**Task instructions**
The answer is every line of the records that holds the word "Configuration", copied in full.

**Items from an interface collection**
:::::
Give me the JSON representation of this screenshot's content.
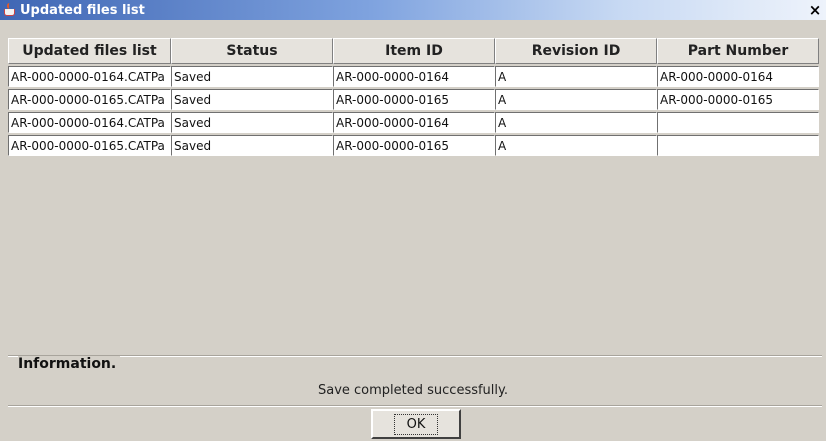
{
  "window": {
    "title": "Updated files list",
    "close_glyph": "×"
  },
  "table": {
    "columns": [
      "Updated files list",
      "Status",
      "Item ID",
      "Revision ID",
      "Part Number"
    ],
    "rows": [
      [
        "AR-000-0000-0164.CATPa",
        "Saved",
        "AR-000-0000-0164",
        "A",
        "AR-000-0000-0164"
      ],
      [
        "AR-000-0000-0165.CATPa",
        "Saved",
        "AR-000-0000-0165",
        "A",
        "AR-000-0000-0165"
      ],
      [
        "AR-000-0000-0164.CATPa",
        "Saved",
        "AR-000-0000-0164",
        "A",
        ""
      ],
      [
        "AR-000-0000-0165.CATPa",
        "Saved",
        "AR-000-0000-0165",
        "A",
        ""
      ]
    ]
  },
  "information": {
    "label": "Information.",
    "message": "Save completed successfully."
  },
  "buttons": {
    "ok_label": "OK"
  }
}
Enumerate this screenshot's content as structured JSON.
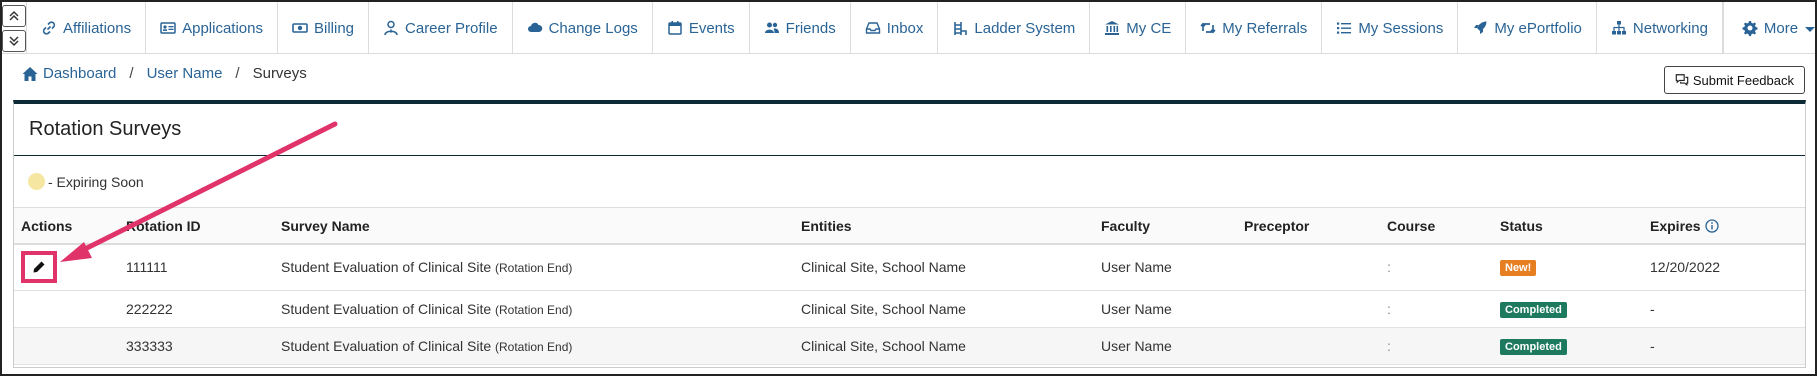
{
  "nav": {
    "items": [
      {
        "label": "Affiliations",
        "icon": "link-icon"
      },
      {
        "label": "Applications",
        "icon": "id-card-icon"
      },
      {
        "label": "Billing",
        "icon": "money-icon"
      },
      {
        "label": "Career Profile",
        "icon": "user-tie-icon"
      },
      {
        "label": "Change Logs",
        "icon": "cloud-icon"
      },
      {
        "label": "Events",
        "icon": "calendar-icon"
      },
      {
        "label": "Friends",
        "icon": "users-icon"
      },
      {
        "label": "Inbox",
        "icon": "inbox-icon"
      },
      {
        "label": "Ladder System",
        "icon": "ladder-icon"
      },
      {
        "label": "My CE",
        "icon": "institution-icon"
      },
      {
        "label": "My Referrals",
        "icon": "retweet-icon"
      },
      {
        "label": "My Sessions",
        "icon": "list-icon"
      },
      {
        "label": "My ePortfolio",
        "icon": "rocket-icon"
      },
      {
        "label": "Networking",
        "icon": "sitemap-icon"
      }
    ],
    "more_label": "More"
  },
  "breadcrumb": {
    "home": "Dashboard",
    "user": "User Name",
    "current": "Surveys",
    "separator": "/"
  },
  "feedback_button": "Submit Feedback",
  "panel": {
    "title": "Rotation Surveys",
    "legend_text": "- Expiring Soon"
  },
  "table": {
    "headers": {
      "actions": "Actions",
      "rotation_id": "Rotation ID",
      "survey_name": "Survey Name",
      "entities": "Entities",
      "faculty": "Faculty",
      "preceptor": "Preceptor",
      "course": "Course",
      "status": "Status",
      "expires": "Expires"
    },
    "rows": [
      {
        "rotation_id": "111111",
        "survey_name": "Student Evaluation of Clinical Site",
        "survey_note": "(Rotation End)",
        "entities": "Clinical Site, School Name",
        "faculty": "User Name",
        "preceptor": "",
        "course": ":",
        "status": "New!",
        "expires": "12/20/2022"
      },
      {
        "rotation_id": "222222",
        "survey_name": "Student Evaluation of Clinical Site",
        "survey_note": "(Rotation End)",
        "entities": "Clinical Site, School Name",
        "faculty": "User Name",
        "preceptor": "",
        "course": ":",
        "status": "Completed",
        "expires": "-"
      },
      {
        "rotation_id": "333333",
        "survey_name": "Student Evaluation of Clinical Site",
        "survey_note": "(Rotation End)",
        "entities": "Clinical Site, School Name",
        "faculty": "User Name",
        "preceptor": "",
        "course": ":",
        "status": "Completed",
        "expires": "-"
      }
    ]
  },
  "colors": {
    "link": "#2a6496",
    "panel_accent": "#0e2a35",
    "badge_new": "#e67e22",
    "badge_completed": "#1e7a5e",
    "annotation": "#e0336a",
    "expiring_dot": "#f5e6a1"
  }
}
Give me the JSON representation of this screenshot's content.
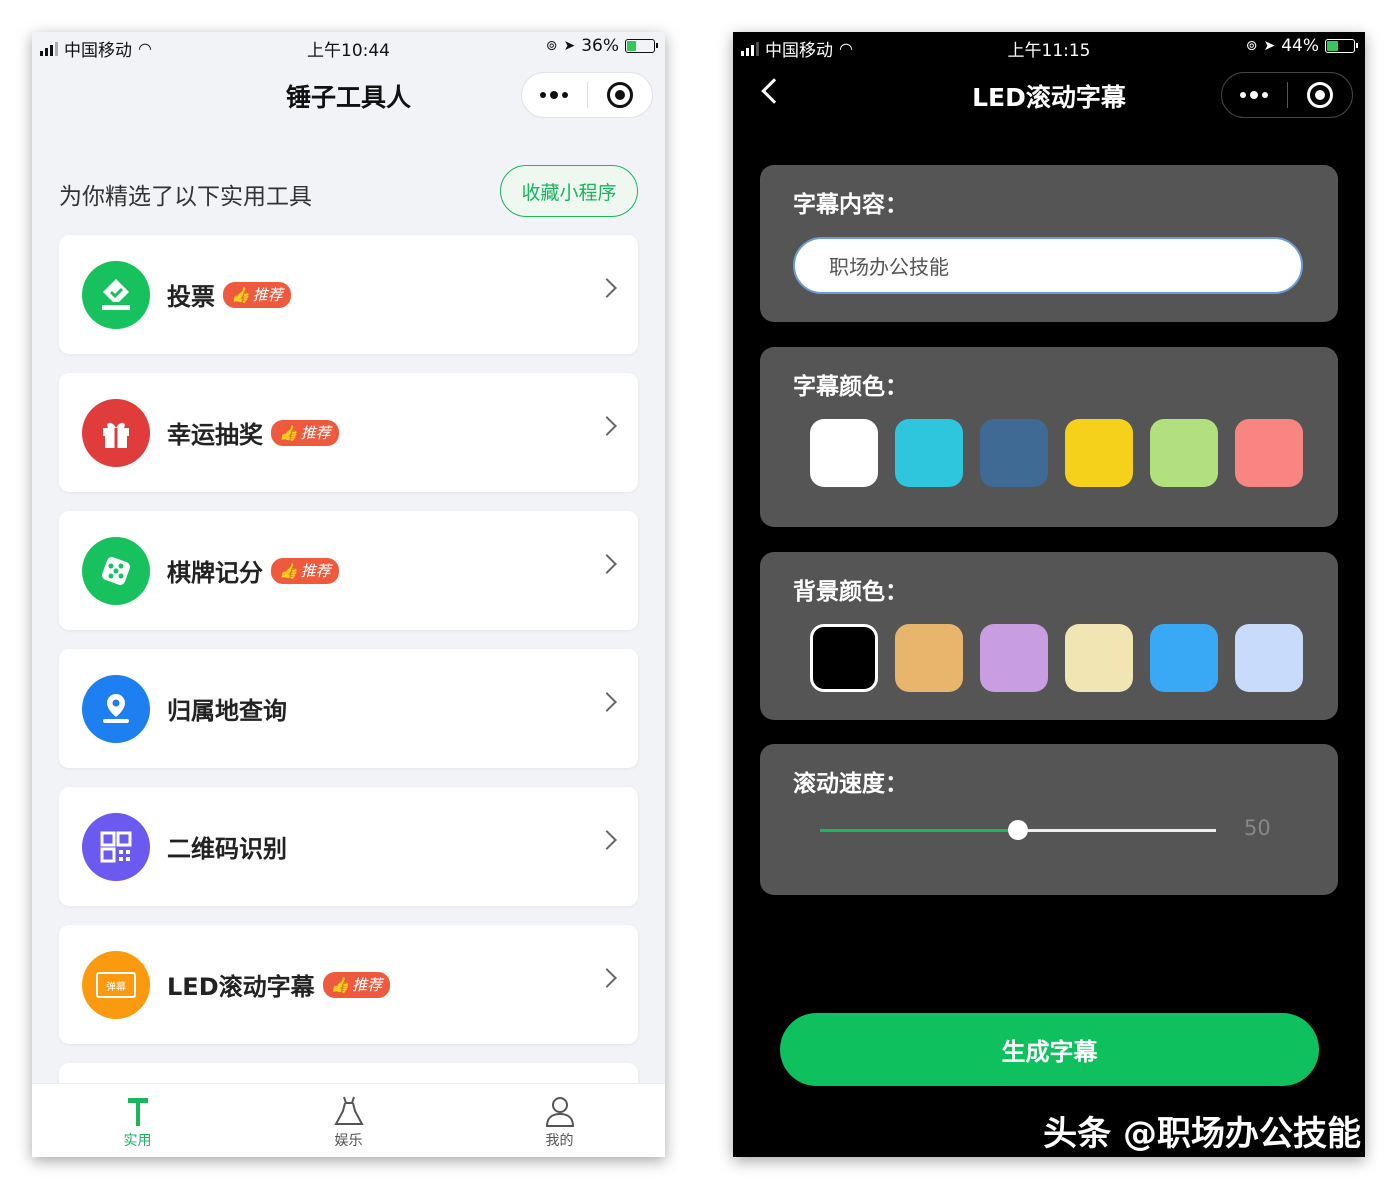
{
  "left_screen": {
    "status": {
      "carrier": "中国移动",
      "time": "上午10:44",
      "battery": "36%",
      "battery_level": 0.36
    },
    "title": "锤子工具人",
    "section_heading": "为你精选了以下实用工具",
    "favorite_button": "收藏小程序",
    "tools": [
      {
        "label": "投票",
        "badge": "推荐",
        "icon": "vote-icon",
        "color": "#17c15e"
      },
      {
        "label": "幸运抽奖",
        "badge": "推荐",
        "icon": "gift-icon",
        "color": "#e03c3c"
      },
      {
        "label": "棋牌记分",
        "badge": "推荐",
        "icon": "dice-icon",
        "color": "#17c15e"
      },
      {
        "label": "归属地查询",
        "badge": "",
        "icon": "location-icon",
        "color": "#1e7ff0"
      },
      {
        "label": "二维码识别",
        "badge": "",
        "icon": "qrcode-icon",
        "color": "#6a5af0"
      },
      {
        "label": "LED滚动字幕",
        "badge": "推荐",
        "icon": "danmu-icon",
        "color": "#fb9a0e"
      }
    ],
    "danmu_icon_text": "弹幕",
    "tabs": [
      {
        "label": "实用",
        "icon": "hammer-icon",
        "active": true
      },
      {
        "label": "娱乐",
        "icon": "dress-icon",
        "active": false
      },
      {
        "label": "我的",
        "icon": "person-icon",
        "active": false
      }
    ],
    "accent_color": "#19b65b"
  },
  "right_screen": {
    "status": {
      "carrier": "中国移动",
      "time": "上午11:15",
      "battery": "44%",
      "battery_level": 0.44
    },
    "title": "LED滚动字幕",
    "content_label": "字幕内容：",
    "content_value": "职场办公技能",
    "text_color_label": "字幕颜色：",
    "text_colors": [
      "#ffffff",
      "#2ec6dc",
      "#3e6a93",
      "#f5d11c",
      "#b3e07f",
      "#f98583"
    ],
    "bg_color_label": "背景颜色：",
    "bg_colors": [
      "#000000",
      "#e8b56c",
      "#c89de2",
      "#f1e6b3",
      "#3aa9f5",
      "#c9dbfb"
    ],
    "bg_selected_index": 0,
    "speed_label": "滚动速度：",
    "speed_value": "50",
    "speed_fraction": 0.5,
    "generate_button": "生成字幕",
    "watermark": "头条 @职场办公技能"
  }
}
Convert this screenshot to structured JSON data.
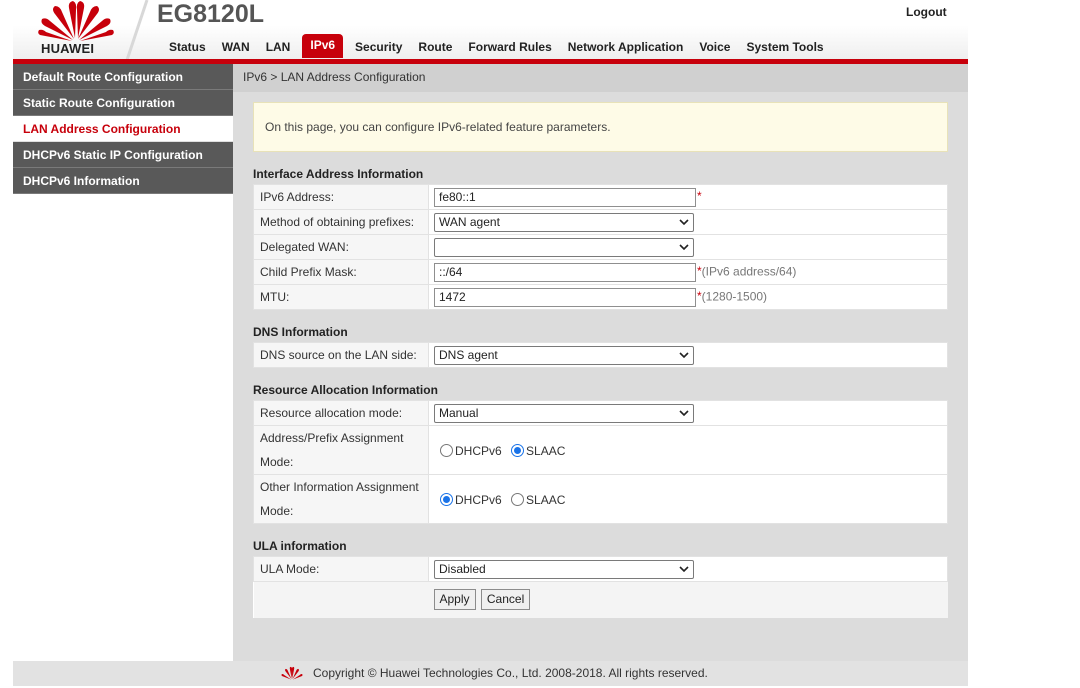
{
  "header": {
    "logo_text": "HUAWEI",
    "product": "EG8120L",
    "logout_label": "Logout",
    "brand_color": "#c7000b",
    "nav": [
      "Status",
      "WAN",
      "LAN",
      "IPv6",
      "Security",
      "Route",
      "Forward Rules",
      "Network Application",
      "Voice",
      "System Tools"
    ],
    "active_nav": "IPv6"
  },
  "sidebar": {
    "items": [
      {
        "label": "Default Route Configuration"
      },
      {
        "label": "Static Route Configuration"
      },
      {
        "label": "LAN Address Configuration"
      },
      {
        "label": "DHCPv6 Static IP Configuration"
      },
      {
        "label": "DHCPv6 Information"
      }
    ],
    "active": "LAN Address Configuration"
  },
  "breadcrumb": "IPv6 > LAN Address Configuration",
  "notice": "On this page, you can configure IPv6-related feature parameters.",
  "interface": {
    "title": "Interface Address Information",
    "ipv6_label": "IPv6 Address:",
    "ipv6_value": "fe80::1",
    "method_label": "Method of obtaining prefixes:",
    "method_value": "WAN agent",
    "delegated_label": "Delegated WAN:",
    "delegated_value": "",
    "mask_label": "Child Prefix Mask:",
    "mask_value": "::/64",
    "mask_hint": "(IPv6 address/64)",
    "mtu_label": "MTU:",
    "mtu_value": "1472",
    "mtu_hint": "(1280-1500)",
    "required_mark": "*"
  },
  "dns": {
    "title": "DNS Information",
    "source_label": "DNS source on the LAN side:",
    "source_value": "DNS agent"
  },
  "resource": {
    "title": "Resource Allocation Information",
    "mode_label": "Resource allocation mode:",
    "mode_value": "Manual",
    "addr_label_1": "Address/Prefix Assignment",
    "addr_label_2": "Mode:",
    "other_label_1": "Other Information Assignment",
    "other_label_2": "Mode:",
    "opt_dhcpv6": "DHCPv6",
    "opt_slaac": "SLAAC",
    "addr_selected": "SLAAC",
    "other_selected": "DHCPv6"
  },
  "ula": {
    "title": "ULA information",
    "mode_label": "ULA Mode:",
    "mode_value": "Disabled"
  },
  "buttons": {
    "apply": "Apply",
    "cancel": "Cancel"
  },
  "footer": {
    "copyright": "Copyright © Huawei Technologies Co., Ltd. 2008-2018. All rights reserved."
  }
}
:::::
**Result for this exercise**
        "label": "Default Route Configuration"
        "label": "Static Route Configuration"
        "label": "LAN Address Configuration"
        "label": "DHCPv6 Static IP Configuration"
    "active": "LAN Address Configuration"
  "breadcrumb": "IPv6 > LAN Address Configuration",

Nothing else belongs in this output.